BANGKOK — The operators of a cruise ship that was barred from docking by four governments over fears of a new virus that originated in China announced Wednesday that it will finally disembark passengers in Cambodia.
Thailand refused Tuesday to allow the MS Westerdam to dock at a Thai port after it had already been turned away by the Philippines, Taiwan and Japan.
The ship was unwelcome despite assurances from operator Holland America Line that no cases of the viral disease known as COVID-19 have been confirmed among the more than 2,200 passengers and crew on board.
U.S. Ambassador to Cambodia W. Patrick Murphy confirmed on Twitter late Wednesday night that Cambodia had authorized the ship to dock in the port of Sihanoukville. He said he had dispatched an embassy team to work with the ship's representatives and Cambodian officials to help U.S. citizens disembark and transfer to their onward destinations.
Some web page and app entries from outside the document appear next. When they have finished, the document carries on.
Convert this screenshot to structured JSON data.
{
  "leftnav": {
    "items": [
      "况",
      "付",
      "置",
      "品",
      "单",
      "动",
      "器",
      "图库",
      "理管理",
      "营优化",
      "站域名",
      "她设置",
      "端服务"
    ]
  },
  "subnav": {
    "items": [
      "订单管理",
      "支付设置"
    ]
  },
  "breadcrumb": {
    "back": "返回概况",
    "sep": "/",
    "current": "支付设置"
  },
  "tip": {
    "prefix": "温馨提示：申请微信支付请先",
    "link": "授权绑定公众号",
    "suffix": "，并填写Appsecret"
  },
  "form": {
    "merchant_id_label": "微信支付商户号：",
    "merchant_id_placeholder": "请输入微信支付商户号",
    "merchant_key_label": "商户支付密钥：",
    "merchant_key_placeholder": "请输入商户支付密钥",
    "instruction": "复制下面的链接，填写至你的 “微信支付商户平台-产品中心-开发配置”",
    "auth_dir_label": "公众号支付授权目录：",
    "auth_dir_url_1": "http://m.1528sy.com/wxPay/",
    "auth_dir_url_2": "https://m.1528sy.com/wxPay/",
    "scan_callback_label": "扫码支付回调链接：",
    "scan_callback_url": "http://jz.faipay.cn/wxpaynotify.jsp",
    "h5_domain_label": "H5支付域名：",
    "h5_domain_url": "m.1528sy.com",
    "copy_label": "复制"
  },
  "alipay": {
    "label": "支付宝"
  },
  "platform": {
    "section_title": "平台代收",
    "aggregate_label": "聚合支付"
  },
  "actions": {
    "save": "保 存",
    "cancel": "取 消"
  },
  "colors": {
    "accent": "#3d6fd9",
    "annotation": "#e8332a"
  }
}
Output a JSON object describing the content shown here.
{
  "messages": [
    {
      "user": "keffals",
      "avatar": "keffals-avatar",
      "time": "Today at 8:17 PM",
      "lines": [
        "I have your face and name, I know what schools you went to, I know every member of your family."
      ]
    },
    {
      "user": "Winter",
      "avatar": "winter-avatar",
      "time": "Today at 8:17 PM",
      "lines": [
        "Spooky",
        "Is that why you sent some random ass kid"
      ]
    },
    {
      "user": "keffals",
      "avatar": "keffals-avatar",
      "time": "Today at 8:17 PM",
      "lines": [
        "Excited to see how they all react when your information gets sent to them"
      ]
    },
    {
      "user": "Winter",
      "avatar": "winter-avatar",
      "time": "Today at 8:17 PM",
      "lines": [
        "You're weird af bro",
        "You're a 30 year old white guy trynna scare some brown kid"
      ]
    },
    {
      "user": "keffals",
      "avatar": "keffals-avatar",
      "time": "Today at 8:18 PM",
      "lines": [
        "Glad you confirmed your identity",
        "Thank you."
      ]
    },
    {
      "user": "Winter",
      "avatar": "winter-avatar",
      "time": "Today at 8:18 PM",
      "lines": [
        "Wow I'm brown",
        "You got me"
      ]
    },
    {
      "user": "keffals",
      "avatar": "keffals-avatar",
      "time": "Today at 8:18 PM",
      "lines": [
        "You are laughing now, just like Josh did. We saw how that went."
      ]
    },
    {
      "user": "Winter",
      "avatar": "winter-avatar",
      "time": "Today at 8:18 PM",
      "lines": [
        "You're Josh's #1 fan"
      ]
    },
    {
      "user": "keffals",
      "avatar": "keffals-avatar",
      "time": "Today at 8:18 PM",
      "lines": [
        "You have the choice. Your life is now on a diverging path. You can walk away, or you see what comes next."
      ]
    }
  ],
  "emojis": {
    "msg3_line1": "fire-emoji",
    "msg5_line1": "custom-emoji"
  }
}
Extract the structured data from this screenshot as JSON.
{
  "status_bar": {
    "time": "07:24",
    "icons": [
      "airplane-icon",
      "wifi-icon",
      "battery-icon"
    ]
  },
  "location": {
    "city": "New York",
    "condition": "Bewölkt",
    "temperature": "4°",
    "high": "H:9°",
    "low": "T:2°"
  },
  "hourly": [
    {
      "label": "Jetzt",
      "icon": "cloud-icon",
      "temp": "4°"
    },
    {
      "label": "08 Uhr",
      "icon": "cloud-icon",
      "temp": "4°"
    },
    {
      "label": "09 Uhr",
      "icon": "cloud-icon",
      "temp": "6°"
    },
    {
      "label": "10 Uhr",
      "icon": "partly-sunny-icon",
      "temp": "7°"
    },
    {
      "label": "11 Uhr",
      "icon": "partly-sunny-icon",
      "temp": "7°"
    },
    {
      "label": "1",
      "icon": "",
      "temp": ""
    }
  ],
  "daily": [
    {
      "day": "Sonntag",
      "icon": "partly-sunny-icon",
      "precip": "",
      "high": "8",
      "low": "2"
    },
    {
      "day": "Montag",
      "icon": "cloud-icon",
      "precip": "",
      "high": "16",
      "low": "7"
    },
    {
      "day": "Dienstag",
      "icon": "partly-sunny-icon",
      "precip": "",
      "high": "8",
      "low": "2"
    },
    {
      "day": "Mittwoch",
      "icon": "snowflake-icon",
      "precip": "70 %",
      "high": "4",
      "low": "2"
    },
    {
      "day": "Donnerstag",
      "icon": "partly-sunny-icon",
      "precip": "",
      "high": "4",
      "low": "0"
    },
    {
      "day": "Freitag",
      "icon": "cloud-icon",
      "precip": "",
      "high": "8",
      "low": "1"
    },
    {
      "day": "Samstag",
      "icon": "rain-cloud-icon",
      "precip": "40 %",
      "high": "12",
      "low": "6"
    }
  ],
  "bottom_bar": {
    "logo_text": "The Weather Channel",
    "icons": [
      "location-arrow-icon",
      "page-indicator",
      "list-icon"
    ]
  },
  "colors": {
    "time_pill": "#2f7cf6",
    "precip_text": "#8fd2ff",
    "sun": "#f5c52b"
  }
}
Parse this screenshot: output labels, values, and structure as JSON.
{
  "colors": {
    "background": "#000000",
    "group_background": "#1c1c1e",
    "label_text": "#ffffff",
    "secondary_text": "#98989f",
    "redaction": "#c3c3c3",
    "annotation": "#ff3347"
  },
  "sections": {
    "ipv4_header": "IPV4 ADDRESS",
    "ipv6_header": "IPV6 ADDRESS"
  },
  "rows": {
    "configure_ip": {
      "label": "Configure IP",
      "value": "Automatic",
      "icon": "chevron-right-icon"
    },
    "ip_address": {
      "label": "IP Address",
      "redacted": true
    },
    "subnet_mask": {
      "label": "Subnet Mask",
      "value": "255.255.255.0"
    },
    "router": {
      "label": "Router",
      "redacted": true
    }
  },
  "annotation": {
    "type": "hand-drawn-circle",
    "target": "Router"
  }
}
"We have also coordinated with foreign embassies of other nationalities," he wrote.
Fear about the spread of the disease has heightened since Japan’s health ministry confirmed at least 174 cases aboard another cruise ship that is quarantined in Yokohama, Japan.
A statement on Holland America Line's website said the Westerdam would arrive in Sihanoukville Thursday morning. It said the cruise will end there and passengers will disembark over several days and transfer via charter flights to Phnom Penh to catch flights home.
"All approvals have been received and we are extremely grateful to the Cambodian authorities for their support," it said.
The Westerdam began its cruise in Singapore last month and its last stop before it was refused further landings was in Hong Kong, where 50 cases of the viral disease have been confirmed.
A passenger on the ship who has been posting messages and photos on Twitter, Christina Kerby, expressed relief at the news about Cambodia.
"Homeward bound! The #Westerdam is headed for Cambodia," she tweeted. "Were told by the captain that it may take a few days to get everyone on chartered flights to Phnom Penh and then home. Elated at the prospect of touching land tomorrow. Until then, I'll work on my towel animals."
Cambodian Prime Minister Hun Sen, a strong supporter of China, has played down any threat from the new virus and threatened to kick out reporters or officials seen wearing face masks.
Unlike other Asian nations, he has declined to ban direct flights between Cambodia and China, saying that would disturb bilateral relations and hurt his country's economy. Cambodia has registered one confirmed case of the virus, a single visitor from China, despite its popularity with Chinese tourists.
A recent study by researchers at Harvard University's Public Health School suggested that Cambodia, along with Indonesia and Thailand, have fewer confirmed case of the disease than might be expected considering the mass of visitors they host from China, especially from the area most affected by the virus.
There had been much uncertainty about the Westerdam's destination. Holland America Line announced on Monday that the ship would dock in eastern Thailand, but on Tuesday the Thai government barred it, while saying it was seeking a way to provide assistance such as fuel and food.
Stephen Hansen, another passenger, said in an emailed audio message that the ship had been escorted by a Thai Navy vessel before it was turned around to head to Cambodia.
"Apparently, Cambodia has approved our docking, pending a health inspection before we dock," he said. "All of this is dependent on what happens tomorrow morning in Cambodia. But our fingers are crossed for success there."
Associated Press journalists Tassanee Vejpongsa and Preeyapa T. Khunsong contributed to this report.